Although he had lived
in New Jersey for more than three years, Ron Gonzalez
always called New York home. The 44-year-old HIV activist was
on his way back home on February 12 when his plane, Continental
Flight 3407, went down in Clarence Center, just outside
Buffalo. He had been planning to visit friends and family that
weekend, and spend Valentine's Day with his boyfriend of six
months, Kevin Rathbun.
Fifty people died in
the plane crash -- 49 passengers and one person on the ground.
Gonzalez will be remembered for his tireless activism
and a life spent fighting for the underdog.
Growing up in the Bronx
and spending his adult life in Buffalo, Gonzalez was fiercely
proud of the cities that had provided the backdrop for the best
years of his life. His network of friends in Buffalo was,
according to friend Gary Williams, "a chosen, man-made family
Many members of that
"family" met Gonzalez when he began his work as an activist
in the fight against HIV/AIDS over a decade ago. Gonzalez,
according to Rathbun, was "very proud of being Latino and a
gay man," and he worked in tireless service to those
demographics. "I think of how insignificant our lives are
compared to what he accomplished," Rathbun says. "He was
the most incredible man I've ever met. I already miss what I
won't have with him."
After graduating from
Buffalo State in 1999, Gonzalez worked as an educator at the
AIDS Community Center and went on to lead Alianza Latina, the
center's sister organization for the Hispanic community.
Outside the office,
Gonzalez dedicated himself to grassroots outreach. He was often
found assisting in health workshops, passing out AIDS
information at bars, and planning pride events with friends and
colleagues. Most recently, Gonzalez had taken a position as the
head of a youth services program at New Brunswick Tomorrow, a
New Jersey nonprofit serving the urban community.
Gonzalez's family knew
of his community work, but only after his death. When hundreds
arrived at his memorials and funeral, they saw firsthand just
how many lives he affected.

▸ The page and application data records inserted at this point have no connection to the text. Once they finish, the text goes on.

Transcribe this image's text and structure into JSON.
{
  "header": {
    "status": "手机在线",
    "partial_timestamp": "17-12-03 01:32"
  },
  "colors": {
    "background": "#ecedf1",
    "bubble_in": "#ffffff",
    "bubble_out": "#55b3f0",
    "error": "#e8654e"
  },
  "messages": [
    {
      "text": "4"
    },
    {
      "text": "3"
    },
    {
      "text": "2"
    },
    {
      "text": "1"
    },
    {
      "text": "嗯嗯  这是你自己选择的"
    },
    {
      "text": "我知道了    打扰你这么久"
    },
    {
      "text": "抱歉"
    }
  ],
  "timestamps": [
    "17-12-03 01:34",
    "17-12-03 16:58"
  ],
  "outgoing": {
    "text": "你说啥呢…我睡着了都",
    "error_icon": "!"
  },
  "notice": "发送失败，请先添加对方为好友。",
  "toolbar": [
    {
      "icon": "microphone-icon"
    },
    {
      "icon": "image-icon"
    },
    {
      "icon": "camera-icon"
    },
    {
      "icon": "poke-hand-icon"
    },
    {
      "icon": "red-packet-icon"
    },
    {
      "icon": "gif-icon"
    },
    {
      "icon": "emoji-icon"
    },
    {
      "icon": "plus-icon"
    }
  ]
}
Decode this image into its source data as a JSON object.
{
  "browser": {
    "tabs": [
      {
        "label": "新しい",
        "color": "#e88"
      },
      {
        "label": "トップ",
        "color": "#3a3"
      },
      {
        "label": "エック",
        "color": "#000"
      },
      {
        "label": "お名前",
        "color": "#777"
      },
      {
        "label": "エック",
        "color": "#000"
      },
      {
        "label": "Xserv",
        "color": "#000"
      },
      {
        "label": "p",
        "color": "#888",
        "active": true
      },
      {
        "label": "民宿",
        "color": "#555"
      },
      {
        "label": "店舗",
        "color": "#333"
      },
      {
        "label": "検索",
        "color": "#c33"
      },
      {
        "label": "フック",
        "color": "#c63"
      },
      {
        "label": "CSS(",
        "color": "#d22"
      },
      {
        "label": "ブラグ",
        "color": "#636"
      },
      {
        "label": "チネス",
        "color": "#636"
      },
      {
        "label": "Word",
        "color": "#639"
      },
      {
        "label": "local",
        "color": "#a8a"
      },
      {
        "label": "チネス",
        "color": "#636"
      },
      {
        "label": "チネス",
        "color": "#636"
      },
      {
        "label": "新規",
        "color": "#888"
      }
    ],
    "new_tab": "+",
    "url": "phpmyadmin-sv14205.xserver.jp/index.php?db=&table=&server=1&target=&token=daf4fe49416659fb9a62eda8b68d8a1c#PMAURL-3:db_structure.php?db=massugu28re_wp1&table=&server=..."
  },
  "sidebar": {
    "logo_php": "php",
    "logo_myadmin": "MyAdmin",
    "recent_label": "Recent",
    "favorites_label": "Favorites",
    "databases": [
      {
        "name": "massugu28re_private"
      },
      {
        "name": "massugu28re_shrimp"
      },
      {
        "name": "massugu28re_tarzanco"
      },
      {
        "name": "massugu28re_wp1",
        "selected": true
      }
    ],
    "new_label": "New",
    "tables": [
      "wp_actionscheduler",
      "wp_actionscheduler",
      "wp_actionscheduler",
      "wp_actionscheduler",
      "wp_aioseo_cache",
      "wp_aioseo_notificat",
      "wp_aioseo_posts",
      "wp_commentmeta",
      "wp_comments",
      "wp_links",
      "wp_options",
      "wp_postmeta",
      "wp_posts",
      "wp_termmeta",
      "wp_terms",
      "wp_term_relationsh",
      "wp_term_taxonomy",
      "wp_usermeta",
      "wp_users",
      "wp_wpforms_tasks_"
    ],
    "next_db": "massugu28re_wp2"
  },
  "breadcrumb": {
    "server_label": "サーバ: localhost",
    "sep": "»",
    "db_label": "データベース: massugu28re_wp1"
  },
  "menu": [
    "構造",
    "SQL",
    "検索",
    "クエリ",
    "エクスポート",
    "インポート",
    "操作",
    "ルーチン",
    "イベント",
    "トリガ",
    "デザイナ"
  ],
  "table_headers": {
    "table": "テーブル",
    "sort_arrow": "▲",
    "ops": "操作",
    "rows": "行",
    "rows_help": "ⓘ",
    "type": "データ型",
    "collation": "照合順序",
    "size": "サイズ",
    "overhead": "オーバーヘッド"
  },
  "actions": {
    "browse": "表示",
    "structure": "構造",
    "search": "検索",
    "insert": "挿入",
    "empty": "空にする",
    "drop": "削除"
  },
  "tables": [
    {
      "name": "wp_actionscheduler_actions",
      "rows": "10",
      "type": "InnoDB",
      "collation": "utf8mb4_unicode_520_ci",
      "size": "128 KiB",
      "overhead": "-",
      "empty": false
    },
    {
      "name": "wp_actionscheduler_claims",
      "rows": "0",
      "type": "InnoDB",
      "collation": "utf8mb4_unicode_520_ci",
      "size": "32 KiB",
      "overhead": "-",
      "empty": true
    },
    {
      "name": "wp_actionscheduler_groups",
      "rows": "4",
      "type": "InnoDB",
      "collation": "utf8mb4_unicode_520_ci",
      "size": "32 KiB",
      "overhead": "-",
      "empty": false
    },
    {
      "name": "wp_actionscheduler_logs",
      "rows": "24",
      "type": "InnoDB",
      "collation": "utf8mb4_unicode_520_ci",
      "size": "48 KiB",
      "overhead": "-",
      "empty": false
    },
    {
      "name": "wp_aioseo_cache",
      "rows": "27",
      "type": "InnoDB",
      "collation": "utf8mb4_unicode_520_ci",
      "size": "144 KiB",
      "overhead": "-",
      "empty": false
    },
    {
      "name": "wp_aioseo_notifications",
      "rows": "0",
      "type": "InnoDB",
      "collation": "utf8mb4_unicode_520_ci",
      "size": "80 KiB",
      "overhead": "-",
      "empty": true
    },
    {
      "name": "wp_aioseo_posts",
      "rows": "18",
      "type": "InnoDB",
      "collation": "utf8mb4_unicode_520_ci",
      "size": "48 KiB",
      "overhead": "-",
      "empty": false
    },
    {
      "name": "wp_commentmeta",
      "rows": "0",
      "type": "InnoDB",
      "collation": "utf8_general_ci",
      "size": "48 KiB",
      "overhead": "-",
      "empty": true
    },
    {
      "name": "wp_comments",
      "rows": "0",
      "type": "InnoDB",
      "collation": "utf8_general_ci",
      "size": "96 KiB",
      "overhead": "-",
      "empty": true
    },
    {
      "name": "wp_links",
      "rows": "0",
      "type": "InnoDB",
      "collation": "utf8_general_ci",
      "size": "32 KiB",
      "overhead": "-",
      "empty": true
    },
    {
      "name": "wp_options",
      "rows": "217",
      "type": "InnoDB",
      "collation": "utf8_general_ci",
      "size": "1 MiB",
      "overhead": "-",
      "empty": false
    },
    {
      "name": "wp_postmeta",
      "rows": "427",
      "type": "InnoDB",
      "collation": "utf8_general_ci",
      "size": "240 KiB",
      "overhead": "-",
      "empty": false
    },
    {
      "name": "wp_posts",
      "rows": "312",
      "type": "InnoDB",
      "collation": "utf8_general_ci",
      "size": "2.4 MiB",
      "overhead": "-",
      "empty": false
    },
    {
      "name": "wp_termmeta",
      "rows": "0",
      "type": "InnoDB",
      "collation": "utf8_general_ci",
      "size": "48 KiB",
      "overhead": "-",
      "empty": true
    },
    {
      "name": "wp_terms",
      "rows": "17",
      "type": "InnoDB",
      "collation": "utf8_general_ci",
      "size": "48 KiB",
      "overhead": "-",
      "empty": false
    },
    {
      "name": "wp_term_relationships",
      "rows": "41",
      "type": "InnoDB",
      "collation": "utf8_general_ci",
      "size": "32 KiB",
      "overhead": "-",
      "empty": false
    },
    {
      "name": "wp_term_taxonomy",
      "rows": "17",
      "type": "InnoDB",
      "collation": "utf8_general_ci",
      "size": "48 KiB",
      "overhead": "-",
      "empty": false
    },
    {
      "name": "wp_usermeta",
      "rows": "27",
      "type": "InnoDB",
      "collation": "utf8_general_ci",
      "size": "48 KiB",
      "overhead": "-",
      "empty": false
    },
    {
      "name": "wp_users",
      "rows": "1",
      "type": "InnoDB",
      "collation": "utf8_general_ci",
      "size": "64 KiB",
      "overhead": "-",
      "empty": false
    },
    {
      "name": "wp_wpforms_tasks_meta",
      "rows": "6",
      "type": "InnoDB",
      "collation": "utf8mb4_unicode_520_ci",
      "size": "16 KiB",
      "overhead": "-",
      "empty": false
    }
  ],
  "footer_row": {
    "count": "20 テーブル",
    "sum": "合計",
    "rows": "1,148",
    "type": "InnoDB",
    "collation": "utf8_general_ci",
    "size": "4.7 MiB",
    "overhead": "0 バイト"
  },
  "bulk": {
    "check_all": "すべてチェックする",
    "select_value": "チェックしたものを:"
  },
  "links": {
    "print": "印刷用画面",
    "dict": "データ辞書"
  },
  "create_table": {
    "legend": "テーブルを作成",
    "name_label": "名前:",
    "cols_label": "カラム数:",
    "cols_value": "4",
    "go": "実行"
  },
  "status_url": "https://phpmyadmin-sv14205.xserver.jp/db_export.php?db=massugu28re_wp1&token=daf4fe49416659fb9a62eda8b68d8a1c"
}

Close friend Jason Rein
was not surprised at the outpouring of support. "Ron spent
his life trying to have an impact on others, even people he
didn't know," recalls Rein.
But both he and
Williams were saddened by the fact of this particular life
being taken so soon. "He dedicated his life to health
activism, ran five miles a day, and completed the New York City
Marathon in 2004," noted Williams. "He did everything he
could to ensure he would live a long life."